The battle against Russia’s elaborate, state-driven propaganda machine precedes the start of the war in 2014. From day one, Russia spewed out an incendiary mix of malicious disinformation, invented “facts,” wild exaggerations, and outright lies, from Kyiv being overrun by “Nazis,” to non-existent threats to ethnic Russians in the east. This has played a crucial role in escalating tensions in Ukraine and fanning the flames of the conflict.
There is plenty of evidence that the channels in question have engaged in similar, malicious discourse for years, as Ukraine’s media watchdog, the National Broadcasting Council, and numerous independent media outlets have repeatedly pointed out.
Such propaganda and misinformation are dangerous, harmful, and need to be addressed. However, addressing them through an extrajudicial decree that restricts media pluralism can be a slippery slope.
Freedom of expression and the right to information are guaranteed by free, independent and diversified media. These rights are not absolute, which means they can be restricted – but only if the restrictions are set out clearly in law so that it is foreseeable how they will be imposed, and if they are necessary and proportionate for a legitimate purpose.
Some of the steps Ukraine has taken in recent years to combat propaganda do not pass this test. They include banning books; expelling or denying entry to journalists; proposing legislation against dissemination of “disinformation” that would have jeopardised freedom of expression and media independence (which thankfully did not advance in parliament). Some of these initiatives would not have been out of place in Orwell’s novel – or in Putin’s Russia.
In 2017, President Petro Poroshenko signed a decree banning public access to Russian social media platforms, news, and a major search engine used by millions of Ukrainians daily.
A study was commissioned by the Freedom House, which conducts research and advocacy on democracy, political freedom, and human rights, in 2019 to review the outcome of those measures, concluded that they “resulted in significant and unanticipated collateral damage to Ukraine’s freedom of expression, informational space, and economic interests; moreover, they did not make meaningful progress in achieving the goals officials offered as their justification.”

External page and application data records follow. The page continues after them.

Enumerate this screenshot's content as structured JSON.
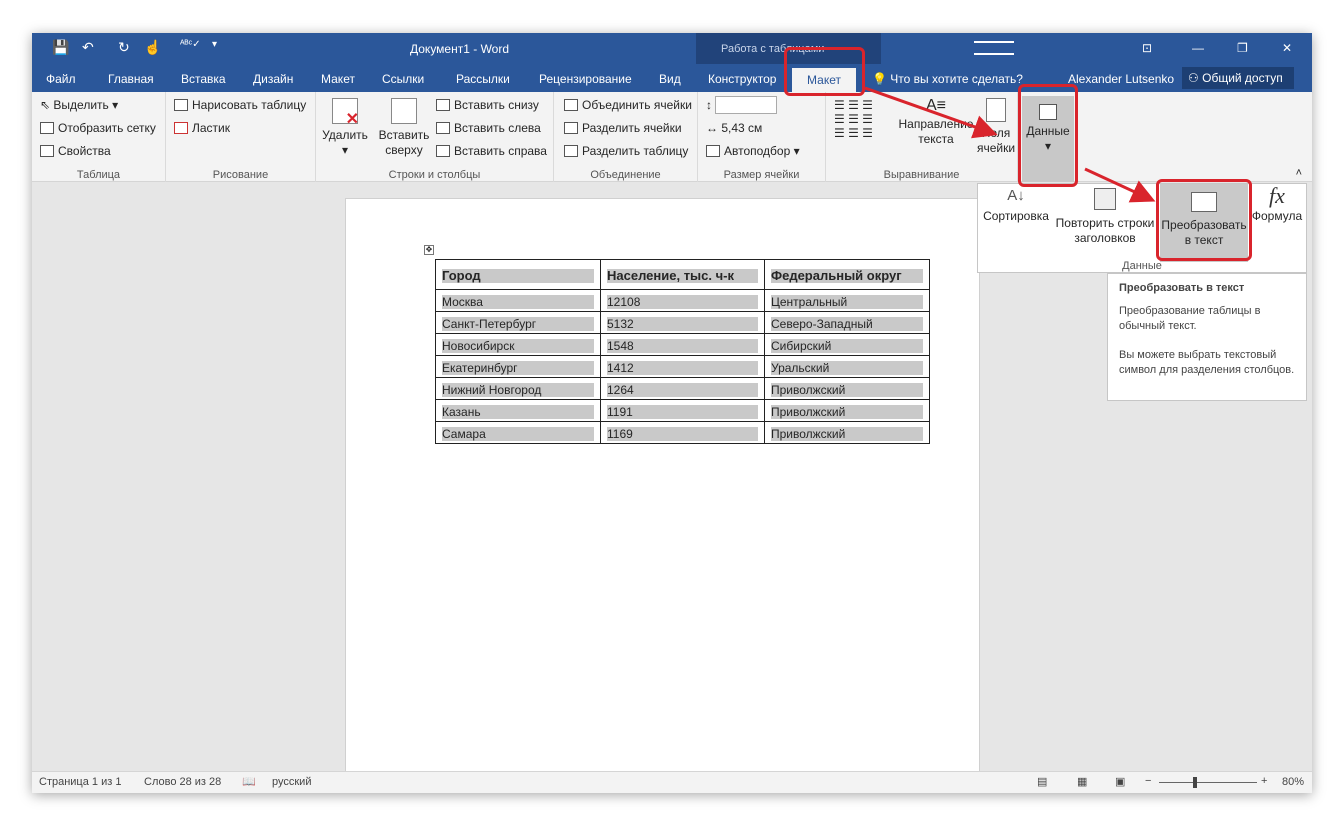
{
  "title": "Документ1 - Word",
  "context_title": "Работа с таблицами",
  "user": "Alexander Lutsenko",
  "share": "Общий доступ",
  "tell_me": "Что вы хотите сделать?",
  "tabs": [
    "Файл",
    "Главная",
    "Вставка",
    "Дизайн",
    "Макет",
    "Ссылки",
    "Рассылки",
    "Рецензирование",
    "Вид",
    "Конструктор",
    "Макет"
  ],
  "ribbon": {
    "table": {
      "select": "Выделить",
      "grid": "Отобразить сетку",
      "props": "Свойства",
      "label": "Таблица"
    },
    "draw": {
      "draw": "Нарисовать таблицу",
      "eraser": "Ластик",
      "label": "Рисование"
    },
    "rows": {
      "delete": "Удалить",
      "insert_above_1": "Вставить",
      "insert_above_2": "сверху",
      "below": "Вставить снизу",
      "left": "Вставить слева",
      "right": "Вставить справа",
      "label": "Строки и столбцы"
    },
    "merge": {
      "merge": "Объединить ячейки",
      "split": "Разделить ячейки",
      "split_table": "Разделить таблицу",
      "label": "Объединение"
    },
    "size": {
      "width": "5,43 см",
      "autofit": "Автоподбор",
      "label": "Размер ячейки"
    },
    "align": {
      "dir1": "Направление",
      "dir2": "текста",
      "margins1": "Поля",
      "margins2": "ячейки",
      "label": "Выравнивание"
    },
    "data": {
      "label": "Данные"
    }
  },
  "dropdown": {
    "sort": "Сортировка",
    "repeat1": "Повторить строки",
    "repeat2": "заголовков",
    "convert1": "Преобразовать",
    "convert2": "в текст",
    "formula": "Формула",
    "label": "Данные"
  },
  "tooltip": {
    "title": "Преобразовать в текст",
    "p1": "Преобразование таблицы в обычный текст.",
    "p2": "Вы можете выбрать текстовый символ для разделения столбцов."
  },
  "table": {
    "headers": [
      "Город",
      "Население, тыс. ч-к",
      "Федеральный округ"
    ],
    "rows": [
      [
        "Москва",
        "12108",
        "Центральный"
      ],
      [
        "Санкт-Петербург",
        "5132",
        "Северо-Западный"
      ],
      [
        "Новосибирск",
        "1548",
        "Сибирский"
      ],
      [
        "Екатеринбург",
        "1412",
        "Уральский"
      ],
      [
        "Нижний Новгород",
        "1264",
        "Приволжский"
      ],
      [
        "Казань",
        "1191",
        "Приволжский"
      ],
      [
        "Самара",
        "1169",
        "Приволжский"
      ]
    ]
  },
  "status": {
    "page": "Страница 1 из 1",
    "words": "Слово 28 из 28",
    "lang": "русский",
    "zoom": "80%"
  },
  "colors": {
    "accent": "#2b579a",
    "highlight": "#d9242c"
  }
}
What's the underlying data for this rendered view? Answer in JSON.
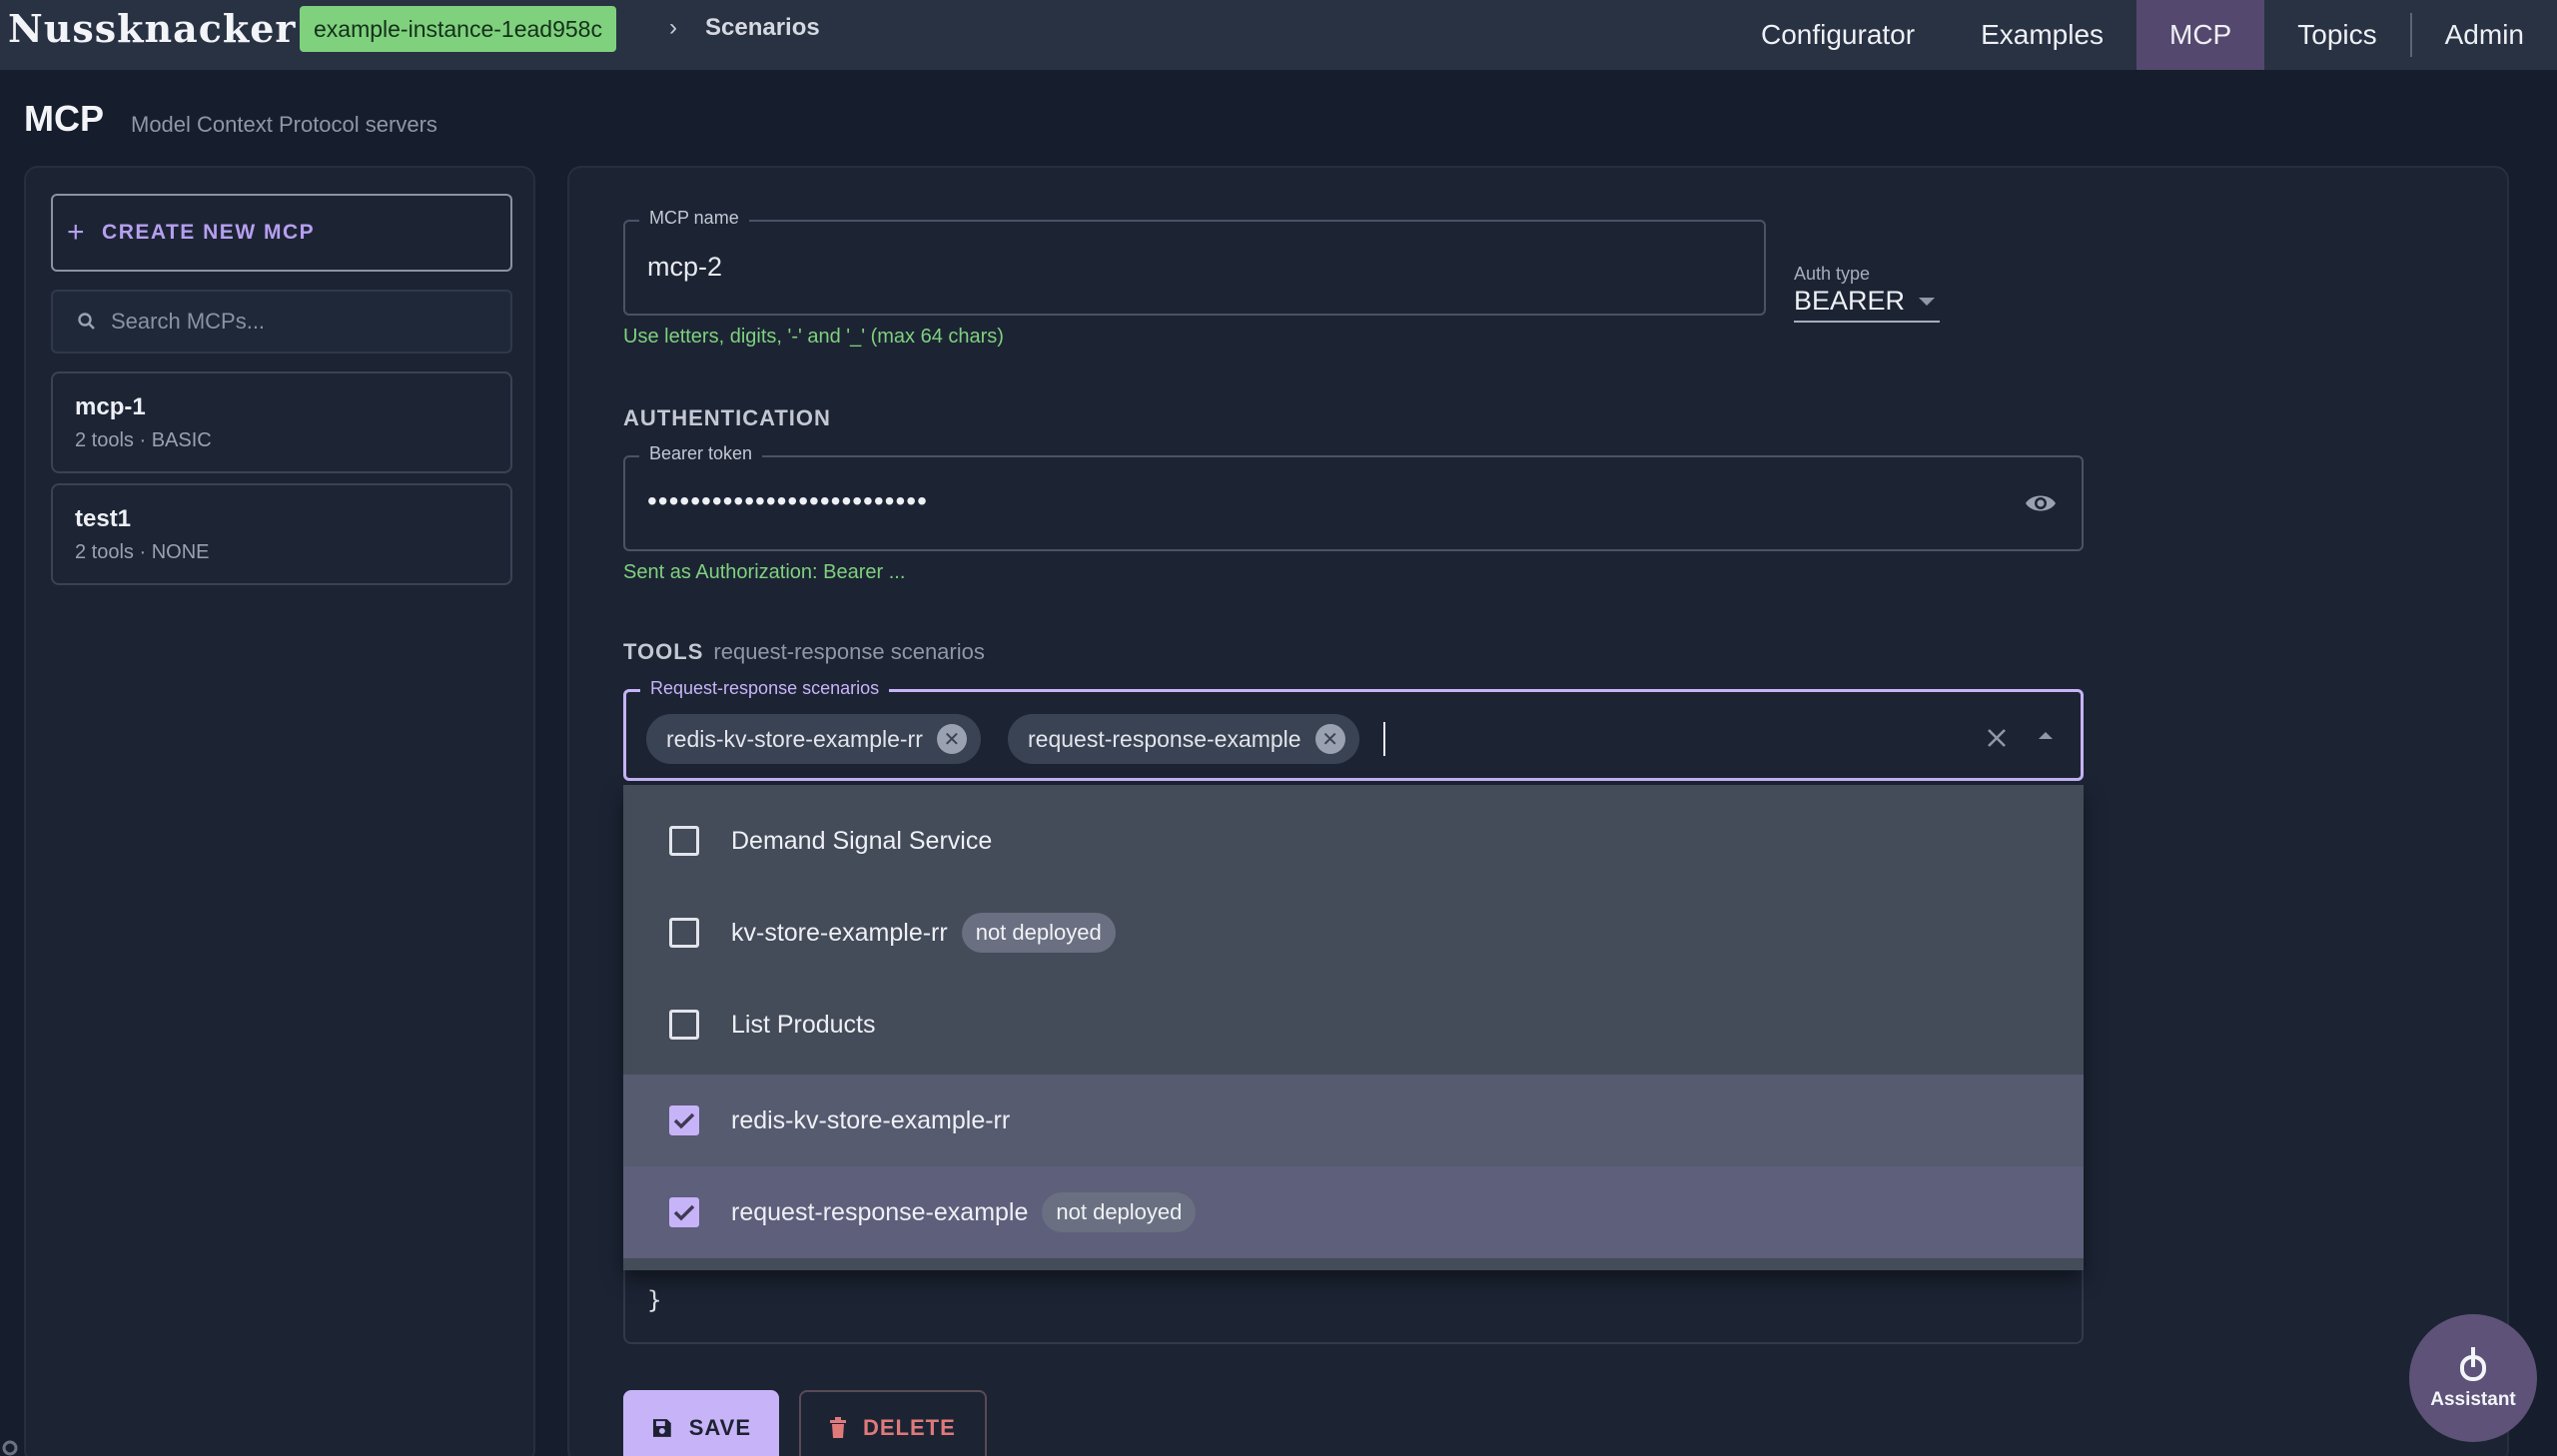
{
  "header": {
    "logo": "Nussknacker",
    "instance": "example-instance-1ead958c",
    "breadcrumb_sep": "›",
    "breadcrumb": "Scenarios",
    "nav": [
      "Configurator",
      "Examples",
      "MCP",
      "Topics",
      "Admin"
    ],
    "active_nav": "MCP"
  },
  "page": {
    "title": "MCP",
    "subtitle": "Model Context Protocol servers"
  },
  "sidebar": {
    "create_label": "CREATE NEW MCP",
    "search_placeholder": "Search MCPs...",
    "items": [
      {
        "name": "mcp-1",
        "meta": "2 tools · BASIC"
      },
      {
        "name": "test1",
        "meta": "2 tools · NONE"
      }
    ]
  },
  "form": {
    "mcp_name_label": "MCP name",
    "mcp_name_value": "mcp-2",
    "mcp_name_helper": "Use letters, digits, '-' and '_' (max 64 chars)",
    "auth_type_label": "Auth type",
    "auth_type_value": "BEARER",
    "authentication_heading": "AUTHENTICATION",
    "bearer_label": "Bearer token",
    "bearer_masked": "••••••••••••••••••••••••••",
    "bearer_helper": "Sent as Authorization: Bearer ...",
    "tools_heading": "TOOLS",
    "tools_sub": "request-response scenarios",
    "scenarios_label": "Request-response scenarios",
    "chips": [
      "redis-kv-store-example-rr",
      "request-response-example"
    ],
    "code_brace": "}"
  },
  "dropdown": {
    "options": [
      {
        "label": "Demand Signal Service",
        "checked": false,
        "tag": ""
      },
      {
        "label": "kv-store-example-rr",
        "checked": false,
        "tag": "not deployed"
      },
      {
        "label": "List Products",
        "checked": false,
        "tag": ""
      },
      {
        "label": "redis-kv-store-example-rr",
        "checked": true,
        "tag": ""
      },
      {
        "label": "request-response-example",
        "checked": true,
        "tag": "not deployed"
      }
    ]
  },
  "actions": {
    "save": "SAVE",
    "delete": "DELETE",
    "assistant": "Assistant"
  },
  "colors": {
    "accent": "#c7b3f7",
    "instance_badge": "#7fd17d",
    "danger": "#e07a7a"
  }
}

A free and pluralistic media landscape is essential for democracy. Ukraine’s authorities do have other means available to counter harmful propaganda in ways that are less of a threat to media pluralism and diversity, by at least going through the courts where their measures and claims would be subject to independent judicial scrutiny.
So for example, the National Security and Defense Council or Ukraine’s National Council for TV and Radio Broadcasting could file a lawsuit against these TV channels in an administrative court and request the court to annul their broadcasting licenses, for inciting hatred or infringing on people’s rights. Similarly, the authorities could present the proof of terrorist activities in court and seek to have them held accountable directly for those activities.
This war has already claimed numerous casualties and led to untold losses. Freedoms of expression and media are among the most crucial freedoms in a democratic state. It would be a great loss for Ukraine to sacrifice them, even temporarily, to this conflict.Print